The injection molding process enables the fabrication of many parts with stringent specifications. It is necessary to have a well-designed, durable mold to achieve the level of precise repeatability necessary for large production runs. The melt flows into the mold through gates and the displaced air escapes through vents. Improper gate design will cause air to partially fill the mold, causing misshapen parts. If the vents are too small or positioned incorrectly, air bubbles may get trapped in the product or cause burn spots.

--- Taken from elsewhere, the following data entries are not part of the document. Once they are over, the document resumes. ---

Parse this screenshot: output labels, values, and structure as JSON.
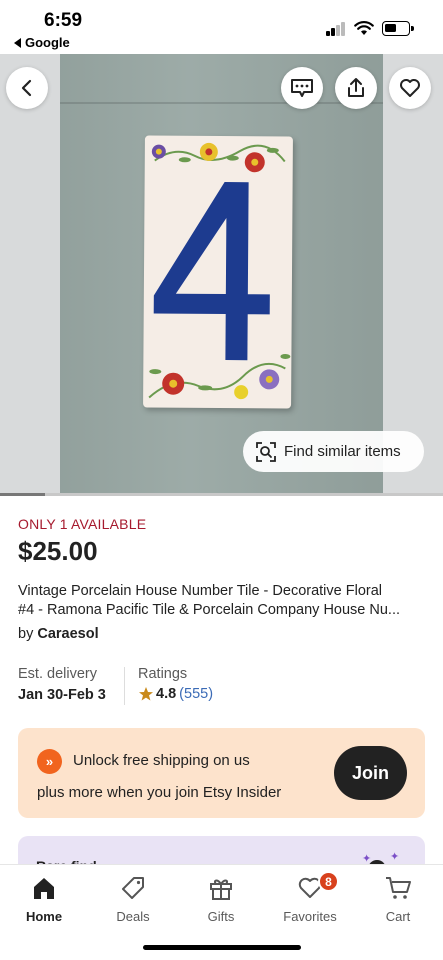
{
  "status_bar": {
    "time": "6:59",
    "back_app": "Google"
  },
  "hero": {
    "find_similar_label": "Find similar items",
    "icons": {
      "back": "back-arrow-icon",
      "message": "message-icon",
      "share": "share-icon",
      "favorite": "heart-icon"
    },
    "tile_number": "4"
  },
  "product": {
    "stock": "ONLY 1 AVAILABLE",
    "price": "$25.00",
    "title_line1": "Vintage Porcelain House Number Tile - Decorative Floral",
    "title_line2": "#4 - Ramona Pacific Tile & Porcelain Company House Nu...",
    "seller_prefix": "by",
    "seller_name": "Caraesol"
  },
  "details": {
    "delivery_label": "Est. delivery",
    "delivery_value": "Jan 30-Feb 3",
    "ratings_label": "Ratings",
    "rating_value": "4.8",
    "rating_count": "(555)"
  },
  "insider_banner": {
    "icon": "double-chevron-icon",
    "line1": "Unlock free shipping on us",
    "line2": "plus more when you join Etsy Insider",
    "join_label": "Join"
  },
  "rare_find": {
    "text": "Rare find"
  },
  "tabbar": {
    "items": [
      {
        "label": "Home",
        "icon": "home-icon",
        "active": true
      },
      {
        "label": "Deals",
        "icon": "tag-icon"
      },
      {
        "label": "Gifts",
        "icon": "gift-icon"
      },
      {
        "label": "Favorites",
        "icon": "heart-icon",
        "badge": "8"
      },
      {
        "label": "Cart",
        "icon": "cart-icon"
      }
    ]
  },
  "colors": {
    "stock_red": "#a61a2e",
    "etsy_orange": "#f1641e",
    "insider_bg": "#fde3cc",
    "link_blue": "#3b6bb6",
    "badge_red": "#d8411d"
  }
}
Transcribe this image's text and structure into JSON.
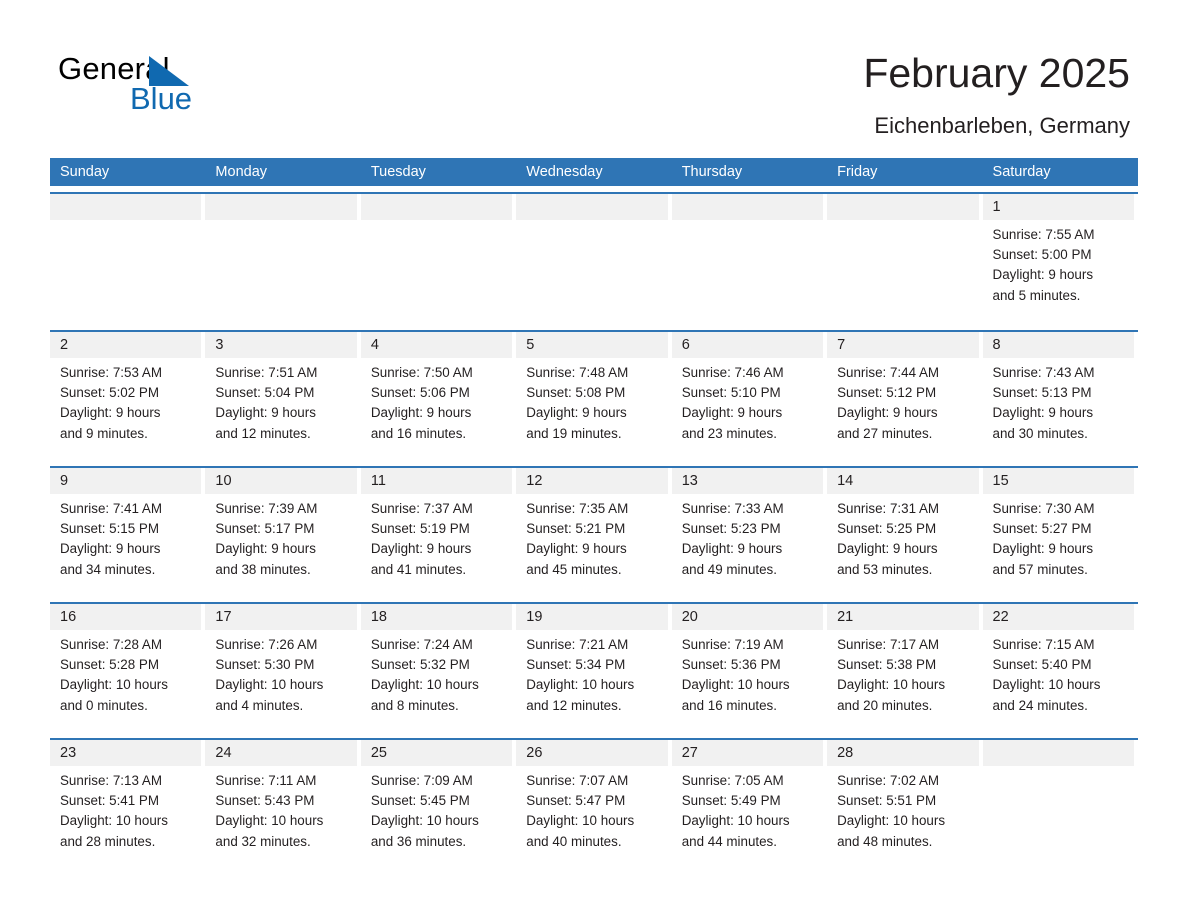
{
  "brand": {
    "name_part1": "General",
    "name_part2": "Blue",
    "triangle_color": "#1069b0"
  },
  "header": {
    "title": "February 2025",
    "subtitle": "Eichenbarleben, Germany",
    "header_bg": "#2f75b5",
    "daynum_bg": "#f1f1f1"
  },
  "weekdays": [
    {
      "label": "Sunday"
    },
    {
      "label": "Monday"
    },
    {
      "label": "Tuesday"
    },
    {
      "label": "Wednesday"
    },
    {
      "label": "Thursday"
    },
    {
      "label": "Friday"
    },
    {
      "label": "Saturday"
    }
  ],
  "weeks": [
    [
      {
        "day": "",
        "sunrise": "",
        "sunset": "",
        "daylight1": "",
        "daylight2": ""
      },
      {
        "day": "",
        "sunrise": "",
        "sunset": "",
        "daylight1": "",
        "daylight2": ""
      },
      {
        "day": "",
        "sunrise": "",
        "sunset": "",
        "daylight1": "",
        "daylight2": ""
      },
      {
        "day": "",
        "sunrise": "",
        "sunset": "",
        "daylight1": "",
        "daylight2": ""
      },
      {
        "day": "",
        "sunrise": "",
        "sunset": "",
        "daylight1": "",
        "daylight2": ""
      },
      {
        "day": "",
        "sunrise": "",
        "sunset": "",
        "daylight1": "",
        "daylight2": ""
      },
      {
        "day": "1",
        "sunrise": "Sunrise: 7:55 AM",
        "sunset": "Sunset: 5:00 PM",
        "daylight1": "Daylight: 9 hours",
        "daylight2": "and 5 minutes."
      }
    ],
    [
      {
        "day": "2",
        "sunrise": "Sunrise: 7:53 AM",
        "sunset": "Sunset: 5:02 PM",
        "daylight1": "Daylight: 9 hours",
        "daylight2": "and 9 minutes."
      },
      {
        "day": "3",
        "sunrise": "Sunrise: 7:51 AM",
        "sunset": "Sunset: 5:04 PM",
        "daylight1": "Daylight: 9 hours",
        "daylight2": "and 12 minutes."
      },
      {
        "day": "4",
        "sunrise": "Sunrise: 7:50 AM",
        "sunset": "Sunset: 5:06 PM",
        "daylight1": "Daylight: 9 hours",
        "daylight2": "and 16 minutes."
      },
      {
        "day": "5",
        "sunrise": "Sunrise: 7:48 AM",
        "sunset": "Sunset: 5:08 PM",
        "daylight1": "Daylight: 9 hours",
        "daylight2": "and 19 minutes."
      },
      {
        "day": "6",
        "sunrise": "Sunrise: 7:46 AM",
        "sunset": "Sunset: 5:10 PM",
        "daylight1": "Daylight: 9 hours",
        "daylight2": "and 23 minutes."
      },
      {
        "day": "7",
        "sunrise": "Sunrise: 7:44 AM",
        "sunset": "Sunset: 5:12 PM",
        "daylight1": "Daylight: 9 hours",
        "daylight2": "and 27 minutes."
      },
      {
        "day": "8",
        "sunrise": "Sunrise: 7:43 AM",
        "sunset": "Sunset: 5:13 PM",
        "daylight1": "Daylight: 9 hours",
        "daylight2": "and 30 minutes."
      }
    ],
    [
      {
        "day": "9",
        "sunrise": "Sunrise: 7:41 AM",
        "sunset": "Sunset: 5:15 PM",
        "daylight1": "Daylight: 9 hours",
        "daylight2": "and 34 minutes."
      },
      {
        "day": "10",
        "sunrise": "Sunrise: 7:39 AM",
        "sunset": "Sunset: 5:17 PM",
        "daylight1": "Daylight: 9 hours",
        "daylight2": "and 38 minutes."
      },
      {
        "day": "11",
        "sunrise": "Sunrise: 7:37 AM",
        "sunset": "Sunset: 5:19 PM",
        "daylight1": "Daylight: 9 hours",
        "daylight2": "and 41 minutes."
      },
      {
        "day": "12",
        "sunrise": "Sunrise: 7:35 AM",
        "sunset": "Sunset: 5:21 PM",
        "daylight1": "Daylight: 9 hours",
        "daylight2": "and 45 minutes."
      },
      {
        "day": "13",
        "sunrise": "Sunrise: 7:33 AM",
        "sunset": "Sunset: 5:23 PM",
        "daylight1": "Daylight: 9 hours",
        "daylight2": "and 49 minutes."
      },
      {
        "day": "14",
        "sunrise": "Sunrise: 7:31 AM",
        "sunset": "Sunset: 5:25 PM",
        "daylight1": "Daylight: 9 hours",
        "daylight2": "and 53 minutes."
      },
      {
        "day": "15",
        "sunrise": "Sunrise: 7:30 AM",
        "sunset": "Sunset: 5:27 PM",
        "daylight1": "Daylight: 9 hours",
        "daylight2": "and 57 minutes."
      }
    ],
    [
      {
        "day": "16",
        "sunrise": "Sunrise: 7:28 AM",
        "sunset": "Sunset: 5:28 PM",
        "daylight1": "Daylight: 10 hours",
        "daylight2": "and 0 minutes."
      },
      {
        "day": "17",
        "sunrise": "Sunrise: 7:26 AM",
        "sunset": "Sunset: 5:30 PM",
        "daylight1": "Daylight: 10 hours",
        "daylight2": "and 4 minutes."
      },
      {
        "day": "18",
        "sunrise": "Sunrise: 7:24 AM",
        "sunset": "Sunset: 5:32 PM",
        "daylight1": "Daylight: 10 hours",
        "daylight2": "and 8 minutes."
      },
      {
        "day": "19",
        "sunrise": "Sunrise: 7:21 AM",
        "sunset": "Sunset: 5:34 PM",
        "daylight1": "Daylight: 10 hours",
        "daylight2": "and 12 minutes."
      },
      {
        "day": "20",
        "sunrise": "Sunrise: 7:19 AM",
        "sunset": "Sunset: 5:36 PM",
        "daylight1": "Daylight: 10 hours",
        "daylight2": "and 16 minutes."
      },
      {
        "day": "21",
        "sunrise": "Sunrise: 7:17 AM",
        "sunset": "Sunset: 5:38 PM",
        "daylight1": "Daylight: 10 hours",
        "daylight2": "and 20 minutes."
      },
      {
        "day": "22",
        "sunrise": "Sunrise: 7:15 AM",
        "sunset": "Sunset: 5:40 PM",
        "daylight1": "Daylight: 10 hours",
        "daylight2": "and 24 minutes."
      }
    ],
    [
      {
        "day": "23",
        "sunrise": "Sunrise: 7:13 AM",
        "sunset": "Sunset: 5:41 PM",
        "daylight1": "Daylight: 10 hours",
        "daylight2": "and 28 minutes."
      },
      {
        "day": "24",
        "sunrise": "Sunrise: 7:11 AM",
        "sunset": "Sunset: 5:43 PM",
        "daylight1": "Daylight: 10 hours",
        "daylight2": "and 32 minutes."
      },
      {
        "day": "25",
        "sunrise": "Sunrise: 7:09 AM",
        "sunset": "Sunset: 5:45 PM",
        "daylight1": "Daylight: 10 hours",
        "daylight2": "and 36 minutes."
      },
      {
        "day": "26",
        "sunrise": "Sunrise: 7:07 AM",
        "sunset": "Sunset: 5:47 PM",
        "daylight1": "Daylight: 10 hours",
        "daylight2": "and 40 minutes."
      },
      {
        "day": "27",
        "sunrise": "Sunrise: 7:05 AM",
        "sunset": "Sunset: 5:49 PM",
        "daylight1": "Daylight: 10 hours",
        "daylight2": "and 44 minutes."
      },
      {
        "day": "28",
        "sunrise": "Sunrise: 7:02 AM",
        "sunset": "Sunset: 5:51 PM",
        "daylight1": "Daylight: 10 hours",
        "daylight2": "and 48 minutes."
      },
      {
        "day": "",
        "sunrise": "",
        "sunset": "",
        "daylight1": "",
        "daylight2": ""
      }
    ]
  ]
}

A successful injection molding operation also depends on the material used. Materials must be selected with the right mechanical properties – such as hardness, flexibility, and density – that is appropriate for the application. The cost of the material is also important for many designs, as the prohibitive cost may make a product or design unfeasible.
The most common materials used for injection molding include Acrylonitrile Butadiene Styrene (ABS), Polycarbonate (PC), ABS and PC blend, High-Density Polyethylene (HDPE), Polypropylene (PP), and Nylon (polyamide) as provided in the image below.
Plastic injection molding typically uses some type of thermoplastic. Molding with plastic is suitable for prototyping, production, and small runs. Plastic resin pellets are melted, injected into the mold, and cooled to form the final part shape.
Liquid silicon rubber (LSR) molding uses thermoset materials. Two different chemicals are mixed to make the thermoset LSR. The LSR injection system is cooled but the mold is heated. Since LSR is a thermoset material, the molded part cannot be reused. LSR is also useful for prototyping and small part runs.
Die casting uses molten metal for manufacturing durable metallic parts. Die casting is employed for making large numbers of metallic parts. A variety of metals may be used in die casting, including aluminum, copper, magnesium, or zinc.
Advanced Prototype Molding (APM) excels in building epoxy, aluminum, and steel molds to your specifications. Epoxy is a strong, tough, yet inexpensive material for making molds. In most cases, aluminum is used instead of steel for making molds due to faster turnaround times and lower costs. However, stainless steel is still the mold of choice when highly polished cavities are required, as in the case of medical devices.
APM provides a wide range of value-added services in addition to injection molding, providing end-to-end, single-source services for many of our clients. These services include Design, Mold engineering, Hot stamping, Pad printing, Silk screening, In-mold labeling, Tooling, Assembly, and Packaging as provided in the image below.